The Courier-Journal, then owned by Louisville’s Bingham family, opposed the dam editorially for environmental reasons. The Herald-Leader, then owned by Lexington’s Stoll family, supported the dam, saying it was needed for flood control, economic development and possibly as a source for Lexington’s water supply.
The controversy became the subject of a famous 1971 book, “The Unforeseen Wilderness,” by Wendell Berry and photographer Ralph Eugene Meatyard.
Public and political sentiment gradually built against the dam, and the project was abandoned. “The Army Corps of Engineers called it quits because it just wasn’t worth it,” said Derickson, who grew up in nearby Powell County and favored the dam’s construction.
The project was killed for good in 1993, when President Bill Clinton added a 19.4-mile section of the Red River to the National Wild and Scenic River system.
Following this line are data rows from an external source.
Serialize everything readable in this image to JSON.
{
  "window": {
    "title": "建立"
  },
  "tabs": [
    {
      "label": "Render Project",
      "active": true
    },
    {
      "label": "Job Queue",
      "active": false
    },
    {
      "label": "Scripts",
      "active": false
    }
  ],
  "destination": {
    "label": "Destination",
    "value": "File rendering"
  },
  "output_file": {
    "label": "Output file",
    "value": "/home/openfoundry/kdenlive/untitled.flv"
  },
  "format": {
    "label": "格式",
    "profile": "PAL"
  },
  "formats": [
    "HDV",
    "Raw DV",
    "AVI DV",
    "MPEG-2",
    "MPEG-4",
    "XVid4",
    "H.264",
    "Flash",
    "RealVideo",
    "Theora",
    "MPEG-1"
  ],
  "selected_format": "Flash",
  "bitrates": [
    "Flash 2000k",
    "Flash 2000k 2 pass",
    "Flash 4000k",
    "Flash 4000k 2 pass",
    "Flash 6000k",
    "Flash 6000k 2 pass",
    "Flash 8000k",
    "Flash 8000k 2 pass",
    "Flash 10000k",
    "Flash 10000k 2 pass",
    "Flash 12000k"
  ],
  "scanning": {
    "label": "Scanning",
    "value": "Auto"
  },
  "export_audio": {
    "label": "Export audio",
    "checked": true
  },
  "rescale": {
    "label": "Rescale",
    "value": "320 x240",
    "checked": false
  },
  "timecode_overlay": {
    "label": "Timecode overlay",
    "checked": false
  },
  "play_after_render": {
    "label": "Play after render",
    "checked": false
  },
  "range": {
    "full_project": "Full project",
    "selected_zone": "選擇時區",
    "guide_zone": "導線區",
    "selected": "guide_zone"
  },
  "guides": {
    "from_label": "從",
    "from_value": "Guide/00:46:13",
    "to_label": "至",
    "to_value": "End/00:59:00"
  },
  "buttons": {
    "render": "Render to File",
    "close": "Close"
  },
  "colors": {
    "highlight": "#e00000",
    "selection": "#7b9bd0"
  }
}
Parts of Red River Gorge, including the 13,379-acre Clifty Wilderness Area, were placed on the National Register of Historic Places in 2003 because of Native American artifacts dating back thousands of years that have been found in rock shelters. The area is home to several rare plant and animal species.
About a half-million visitors a year now come to the gorge, a world-renowned destination for rock climbers and a popular place for hiking.
The Red River still periodically causes damaging floods in the region. Former Gov. Bert Combs died in 1991 as the result of one such flood.
The dam would have created a narrow, deep lake. Only one arch would have been covered, Tichenor said, but some cliffs and other unique aspects of the gorge would have been destroyed or rendered inaccessible.
“It would’ve just been a different world up there with the dam,” he said. “It would’ve stopped access to the gorge.”
Reporter Bill Estep contributed to this story.